• **What the task asks**
Scan the entries for the word "JSON". Every line that has it should be copied.
┌──
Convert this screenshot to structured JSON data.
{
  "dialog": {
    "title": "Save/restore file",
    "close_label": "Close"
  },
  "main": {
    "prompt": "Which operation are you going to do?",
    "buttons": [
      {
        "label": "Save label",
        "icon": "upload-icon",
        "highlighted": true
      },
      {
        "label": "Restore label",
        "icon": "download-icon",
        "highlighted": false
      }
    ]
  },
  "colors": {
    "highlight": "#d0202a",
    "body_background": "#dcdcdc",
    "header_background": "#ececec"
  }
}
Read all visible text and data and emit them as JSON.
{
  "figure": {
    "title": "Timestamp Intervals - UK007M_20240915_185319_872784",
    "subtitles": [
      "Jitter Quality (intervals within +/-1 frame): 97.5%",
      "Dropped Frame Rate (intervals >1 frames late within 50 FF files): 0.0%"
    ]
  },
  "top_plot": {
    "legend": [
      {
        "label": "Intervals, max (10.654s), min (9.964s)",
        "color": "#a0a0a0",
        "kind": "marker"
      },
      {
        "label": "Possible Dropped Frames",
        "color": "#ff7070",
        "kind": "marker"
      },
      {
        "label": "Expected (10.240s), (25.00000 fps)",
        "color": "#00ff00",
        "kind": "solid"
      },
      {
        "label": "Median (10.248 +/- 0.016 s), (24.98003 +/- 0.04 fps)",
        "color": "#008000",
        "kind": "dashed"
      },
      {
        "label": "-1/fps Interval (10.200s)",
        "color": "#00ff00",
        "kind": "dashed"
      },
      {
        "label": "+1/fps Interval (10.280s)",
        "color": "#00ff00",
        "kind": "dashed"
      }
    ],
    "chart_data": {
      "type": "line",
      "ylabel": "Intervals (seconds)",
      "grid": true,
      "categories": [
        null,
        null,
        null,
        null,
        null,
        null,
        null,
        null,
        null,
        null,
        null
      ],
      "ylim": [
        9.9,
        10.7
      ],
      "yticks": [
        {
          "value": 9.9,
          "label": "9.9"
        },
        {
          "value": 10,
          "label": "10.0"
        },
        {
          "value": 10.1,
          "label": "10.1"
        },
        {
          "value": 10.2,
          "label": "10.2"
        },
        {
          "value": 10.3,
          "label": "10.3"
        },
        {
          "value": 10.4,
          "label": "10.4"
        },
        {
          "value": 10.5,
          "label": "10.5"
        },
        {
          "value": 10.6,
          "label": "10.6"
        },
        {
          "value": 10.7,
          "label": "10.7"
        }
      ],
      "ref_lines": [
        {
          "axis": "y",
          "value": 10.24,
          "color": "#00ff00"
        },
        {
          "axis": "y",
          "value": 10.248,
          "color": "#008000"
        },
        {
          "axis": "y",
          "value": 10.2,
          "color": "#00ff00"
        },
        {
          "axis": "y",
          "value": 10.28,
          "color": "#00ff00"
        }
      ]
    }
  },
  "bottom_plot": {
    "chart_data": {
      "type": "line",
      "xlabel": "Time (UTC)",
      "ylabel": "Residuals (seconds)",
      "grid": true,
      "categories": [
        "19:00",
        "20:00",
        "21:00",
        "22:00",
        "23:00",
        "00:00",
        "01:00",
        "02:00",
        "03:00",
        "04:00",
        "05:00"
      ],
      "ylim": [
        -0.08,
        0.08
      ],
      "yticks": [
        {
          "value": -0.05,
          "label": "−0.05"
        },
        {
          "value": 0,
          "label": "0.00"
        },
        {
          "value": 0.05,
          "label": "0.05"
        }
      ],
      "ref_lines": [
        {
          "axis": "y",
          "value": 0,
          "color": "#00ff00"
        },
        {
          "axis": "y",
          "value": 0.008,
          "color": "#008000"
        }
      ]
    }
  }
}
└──
• **Solution**
Convert this screenshot to structured JSON data.
Read all visible text and data and emit them as JSON.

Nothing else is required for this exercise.